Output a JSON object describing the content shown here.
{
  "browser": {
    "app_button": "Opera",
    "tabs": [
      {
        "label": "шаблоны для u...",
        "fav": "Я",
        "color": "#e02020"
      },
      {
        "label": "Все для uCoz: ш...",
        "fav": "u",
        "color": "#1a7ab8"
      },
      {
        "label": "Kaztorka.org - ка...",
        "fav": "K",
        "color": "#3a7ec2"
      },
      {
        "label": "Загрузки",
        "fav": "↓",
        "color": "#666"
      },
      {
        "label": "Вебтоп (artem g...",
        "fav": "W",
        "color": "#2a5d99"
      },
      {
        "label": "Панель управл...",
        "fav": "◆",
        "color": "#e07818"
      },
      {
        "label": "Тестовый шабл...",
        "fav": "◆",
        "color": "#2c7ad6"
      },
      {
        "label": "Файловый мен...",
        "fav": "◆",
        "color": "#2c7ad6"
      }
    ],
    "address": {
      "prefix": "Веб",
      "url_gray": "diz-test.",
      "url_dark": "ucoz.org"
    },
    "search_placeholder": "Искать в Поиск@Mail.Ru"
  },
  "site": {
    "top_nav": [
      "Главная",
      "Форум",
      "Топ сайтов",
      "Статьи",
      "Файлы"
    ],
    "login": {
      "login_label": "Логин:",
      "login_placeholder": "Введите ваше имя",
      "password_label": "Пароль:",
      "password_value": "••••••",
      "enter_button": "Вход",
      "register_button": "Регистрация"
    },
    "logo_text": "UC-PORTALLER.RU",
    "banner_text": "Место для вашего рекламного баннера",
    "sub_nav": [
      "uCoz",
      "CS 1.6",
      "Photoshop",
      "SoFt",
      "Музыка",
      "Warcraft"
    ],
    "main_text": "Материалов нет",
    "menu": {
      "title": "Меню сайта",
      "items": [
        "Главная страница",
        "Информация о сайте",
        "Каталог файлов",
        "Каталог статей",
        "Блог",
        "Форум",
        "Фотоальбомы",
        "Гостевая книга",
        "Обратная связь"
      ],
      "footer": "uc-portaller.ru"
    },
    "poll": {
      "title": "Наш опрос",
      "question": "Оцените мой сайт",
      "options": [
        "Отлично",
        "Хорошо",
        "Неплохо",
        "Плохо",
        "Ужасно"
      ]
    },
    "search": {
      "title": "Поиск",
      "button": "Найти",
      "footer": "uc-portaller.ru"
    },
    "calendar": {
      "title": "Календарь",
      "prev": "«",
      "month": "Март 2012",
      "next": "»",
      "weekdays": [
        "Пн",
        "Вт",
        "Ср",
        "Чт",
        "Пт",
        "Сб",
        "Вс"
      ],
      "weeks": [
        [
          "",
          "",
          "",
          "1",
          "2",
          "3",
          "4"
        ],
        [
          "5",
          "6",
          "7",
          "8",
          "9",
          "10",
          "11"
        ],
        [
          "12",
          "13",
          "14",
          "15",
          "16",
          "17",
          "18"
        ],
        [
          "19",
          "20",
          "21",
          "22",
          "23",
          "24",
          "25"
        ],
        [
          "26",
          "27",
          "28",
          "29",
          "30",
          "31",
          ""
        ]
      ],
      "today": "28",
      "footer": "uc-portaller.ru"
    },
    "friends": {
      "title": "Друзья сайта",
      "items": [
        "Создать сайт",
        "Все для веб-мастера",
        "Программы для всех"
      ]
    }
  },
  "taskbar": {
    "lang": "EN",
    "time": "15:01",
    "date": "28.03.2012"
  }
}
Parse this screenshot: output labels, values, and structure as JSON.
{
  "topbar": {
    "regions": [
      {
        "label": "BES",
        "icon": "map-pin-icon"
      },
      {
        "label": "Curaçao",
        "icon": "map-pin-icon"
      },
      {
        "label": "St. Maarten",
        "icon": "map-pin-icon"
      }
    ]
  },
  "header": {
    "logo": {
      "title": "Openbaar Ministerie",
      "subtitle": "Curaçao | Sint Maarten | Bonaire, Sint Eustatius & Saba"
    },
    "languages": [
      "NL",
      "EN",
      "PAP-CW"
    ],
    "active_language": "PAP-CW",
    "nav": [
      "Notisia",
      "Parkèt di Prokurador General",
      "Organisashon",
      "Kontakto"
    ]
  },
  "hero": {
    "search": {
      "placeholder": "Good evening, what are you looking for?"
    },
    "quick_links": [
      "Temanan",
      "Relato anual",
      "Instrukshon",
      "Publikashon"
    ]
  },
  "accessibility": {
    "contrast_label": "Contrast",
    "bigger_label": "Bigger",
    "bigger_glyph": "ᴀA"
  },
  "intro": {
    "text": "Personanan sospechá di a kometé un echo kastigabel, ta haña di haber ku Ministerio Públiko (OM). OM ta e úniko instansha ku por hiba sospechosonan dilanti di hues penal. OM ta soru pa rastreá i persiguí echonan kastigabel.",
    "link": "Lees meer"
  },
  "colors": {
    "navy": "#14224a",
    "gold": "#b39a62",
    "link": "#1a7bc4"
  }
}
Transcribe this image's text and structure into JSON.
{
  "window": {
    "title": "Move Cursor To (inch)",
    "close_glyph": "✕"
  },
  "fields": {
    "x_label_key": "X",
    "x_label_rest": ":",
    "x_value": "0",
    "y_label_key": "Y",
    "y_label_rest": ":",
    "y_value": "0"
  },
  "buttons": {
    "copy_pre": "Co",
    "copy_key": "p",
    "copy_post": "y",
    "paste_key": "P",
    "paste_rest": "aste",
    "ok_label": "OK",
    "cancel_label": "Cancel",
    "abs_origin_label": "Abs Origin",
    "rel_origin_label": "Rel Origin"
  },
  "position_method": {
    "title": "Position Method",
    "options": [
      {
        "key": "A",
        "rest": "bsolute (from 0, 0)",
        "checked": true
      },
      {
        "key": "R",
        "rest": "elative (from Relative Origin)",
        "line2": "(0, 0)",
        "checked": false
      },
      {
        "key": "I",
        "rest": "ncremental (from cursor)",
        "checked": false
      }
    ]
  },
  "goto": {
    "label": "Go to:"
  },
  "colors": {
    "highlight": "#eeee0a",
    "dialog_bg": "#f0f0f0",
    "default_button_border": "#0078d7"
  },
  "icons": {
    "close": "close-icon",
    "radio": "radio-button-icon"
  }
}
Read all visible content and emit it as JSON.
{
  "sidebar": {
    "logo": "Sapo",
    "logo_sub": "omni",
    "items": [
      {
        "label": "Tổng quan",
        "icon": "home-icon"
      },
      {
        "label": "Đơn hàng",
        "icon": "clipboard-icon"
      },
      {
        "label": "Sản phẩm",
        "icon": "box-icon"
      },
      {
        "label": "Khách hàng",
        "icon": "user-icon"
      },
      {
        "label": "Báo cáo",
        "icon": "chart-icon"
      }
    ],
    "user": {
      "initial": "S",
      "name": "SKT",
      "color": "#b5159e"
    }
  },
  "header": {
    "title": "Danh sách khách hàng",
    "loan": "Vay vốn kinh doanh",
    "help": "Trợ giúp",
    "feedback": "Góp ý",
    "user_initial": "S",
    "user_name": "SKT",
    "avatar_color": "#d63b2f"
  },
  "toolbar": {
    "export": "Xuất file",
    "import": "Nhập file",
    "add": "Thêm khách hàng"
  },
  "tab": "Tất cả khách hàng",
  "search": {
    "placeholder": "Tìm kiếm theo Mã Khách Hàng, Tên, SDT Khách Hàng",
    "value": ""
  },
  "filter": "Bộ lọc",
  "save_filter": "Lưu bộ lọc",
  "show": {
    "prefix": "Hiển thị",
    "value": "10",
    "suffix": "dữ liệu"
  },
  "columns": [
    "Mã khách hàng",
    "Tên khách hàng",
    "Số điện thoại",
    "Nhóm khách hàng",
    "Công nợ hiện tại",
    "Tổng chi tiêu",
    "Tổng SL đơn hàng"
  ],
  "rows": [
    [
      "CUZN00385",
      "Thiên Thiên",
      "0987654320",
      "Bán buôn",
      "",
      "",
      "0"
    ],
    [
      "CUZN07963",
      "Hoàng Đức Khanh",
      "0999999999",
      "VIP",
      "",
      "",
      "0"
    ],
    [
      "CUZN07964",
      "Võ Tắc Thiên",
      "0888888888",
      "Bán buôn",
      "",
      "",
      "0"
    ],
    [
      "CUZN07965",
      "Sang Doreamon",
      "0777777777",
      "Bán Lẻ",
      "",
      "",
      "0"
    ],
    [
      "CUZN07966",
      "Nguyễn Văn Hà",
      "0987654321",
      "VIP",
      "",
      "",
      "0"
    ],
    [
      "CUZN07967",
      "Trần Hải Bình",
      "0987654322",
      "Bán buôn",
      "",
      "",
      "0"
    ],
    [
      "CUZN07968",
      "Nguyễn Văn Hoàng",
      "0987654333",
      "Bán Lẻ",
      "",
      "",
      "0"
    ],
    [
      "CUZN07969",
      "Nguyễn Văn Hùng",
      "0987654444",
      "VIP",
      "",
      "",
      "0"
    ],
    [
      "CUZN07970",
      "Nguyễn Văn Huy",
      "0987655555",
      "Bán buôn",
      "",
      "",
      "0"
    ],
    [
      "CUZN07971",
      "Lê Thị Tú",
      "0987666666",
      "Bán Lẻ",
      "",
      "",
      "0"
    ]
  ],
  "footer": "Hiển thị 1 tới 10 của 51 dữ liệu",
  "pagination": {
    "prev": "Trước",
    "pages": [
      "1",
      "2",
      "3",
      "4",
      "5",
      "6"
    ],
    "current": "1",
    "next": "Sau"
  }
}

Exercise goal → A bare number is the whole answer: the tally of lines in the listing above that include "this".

Answer to the problem → 2